Numb bum pain crept in after about 30 miles riding the RS. It subsided on the country corners but as soon as I was on the dual carriageways or the motorway, it came back. There is no doubt that the narrower front of the seat is better suited for the track and there is not a Triumph option of a 'comfort' seat. Perhaps it may not be a problem for a younger guy but I was still suffering after the test ride and for several hours. Its a pity because there was no jarring of the spine and the RS suspension soaked up the rough roads but nevertheless (for me) I would have to search for a 3rd party comfort seat or re-pad/recover the existing stock seat with a gel pad inset. The RS is not alone in this problem as BMW and Yamaha, both offer 'comfort' seats for their sports roadster models, the BMW S1000R, the Yamaha MT09, MT09 SP, MT10 and MT10 SP.
Another option for the RS is to soften the rear suspension, however pre-load has to be adjusted by the dealer workshop and from the Rear Chart below, the default compression is fully out at a comfort maximum setting of 20 and the default rebound shows an allowance of 6 clicks to take it from 14 to 20. Technically, the default front/rear suspension settings have to be manually changed to suit the motorcycles electronic mode in use.
Perhaps a better option (for me) is to slip on a pair of 'gel padded' shorts (used for my pedal cycle) under my textile trousers or my Kevlar padded jeans - will try them out on my next test ride.
Suspension settings are set to a factory default but as the suspension has to be manually adjusted - the factory settings may require resetting to suit the rider's preferred (everyday) motorcycle electronic mode. Check out the front and rear settings charts -
|Solo (Default - Factory)||Road||3.5||4||5|
|Solo (Default - Factory)||Road||Workshop Only||14||20|
Please note that in both chart cases, front
and rear are set up as ROAD (default) from the factory. RAIN and RIDER
electronic modes are not referenced and COMFORT mode is not an
I will make an assumption as regards the seat of the RS and that is the possibility that a shorter person with shorter arms and legs will sit, more leaned forward and therefore, with perhaps less pressure on the tailbone, they might not experience the same bum numbing discomfort as me, especially after a motorway run.

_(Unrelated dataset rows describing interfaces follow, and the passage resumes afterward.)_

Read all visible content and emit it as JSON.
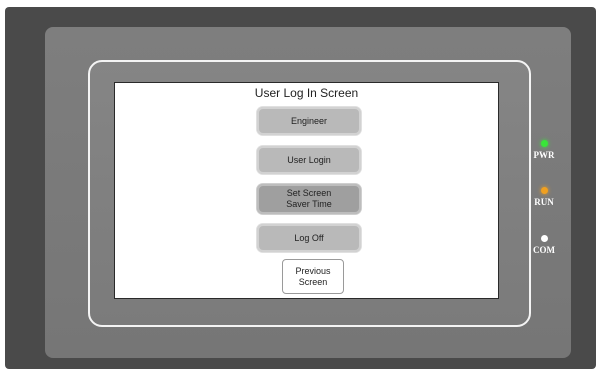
{
  "screen": {
    "title": "User Log In Screen",
    "buttons": {
      "engineer": "Engineer",
      "user_login": "User Login",
      "set_screen_saver_line1": "Set Screen",
      "set_screen_saver_line2": "Saver Time",
      "log_off": "Log Off",
      "previous_line1": "Previous",
      "previous_line2": "Screen"
    }
  },
  "indicators": [
    {
      "label": "PWR",
      "color": "#39e639"
    },
    {
      "label": "RUN",
      "color": "#f0a020"
    },
    {
      "label": "COM",
      "color": "#ffffff"
    }
  ]
}
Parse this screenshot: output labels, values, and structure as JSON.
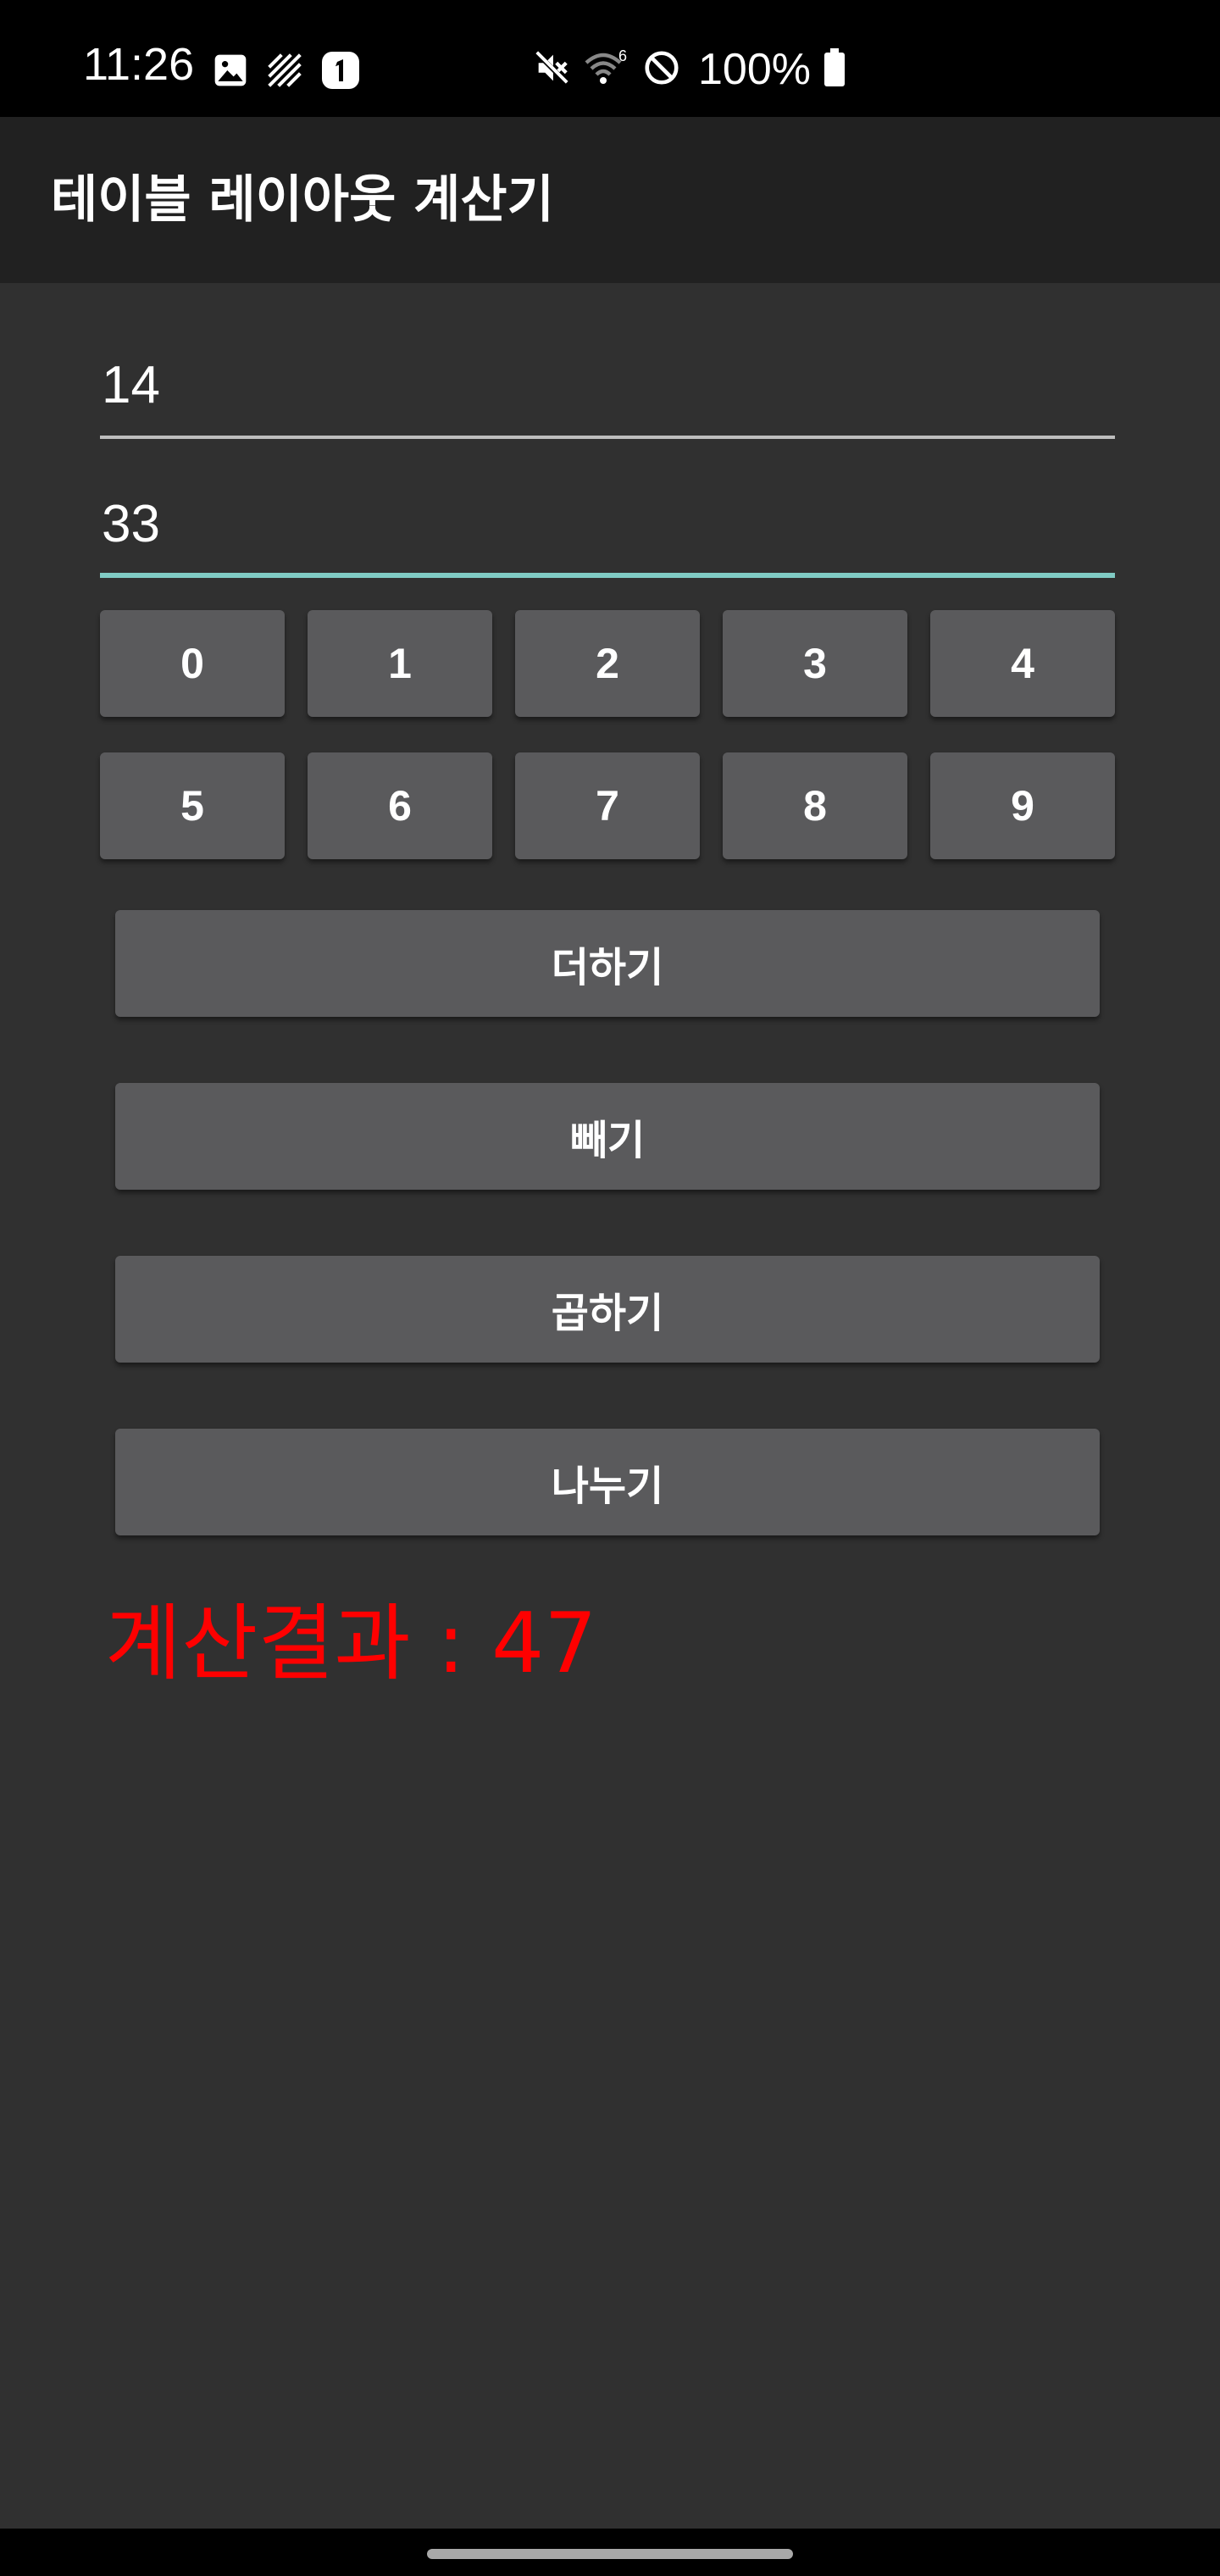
{
  "status_bar": {
    "time": "11:26",
    "notification_icons": [
      "image-icon",
      "no-signal-stripes-icon",
      "sim-1-icon"
    ],
    "system_icons": [
      "mute-icon",
      "wifi-6-icon",
      "do-not-disturb-icon"
    ],
    "battery": "100%",
    "battery_icon": "battery-full-icon"
  },
  "app_bar": {
    "title": "테이블 레이아웃 계산기"
  },
  "inputs": {
    "num1": "14",
    "num2": "33",
    "num2_focused": true,
    "focus_color": "#80cbc4"
  },
  "digits": [
    "0",
    "1",
    "2",
    "3",
    "4",
    "5",
    "6",
    "7",
    "8",
    "9"
  ],
  "operations": {
    "add": "더하기",
    "subtract": "빼기",
    "multiply": "곱하기",
    "divide": "나누기"
  },
  "result": {
    "text": "계산결과 : 47",
    "color": "#ff0000"
  },
  "colors": {
    "background": "#303030",
    "app_bar": "#212121",
    "button": "#5a5a5c"
  }
}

If I can overcome the 'numb bum' seat problem, the Triumph Street Triple RS is a 'leading choice' for a 2018 purchase.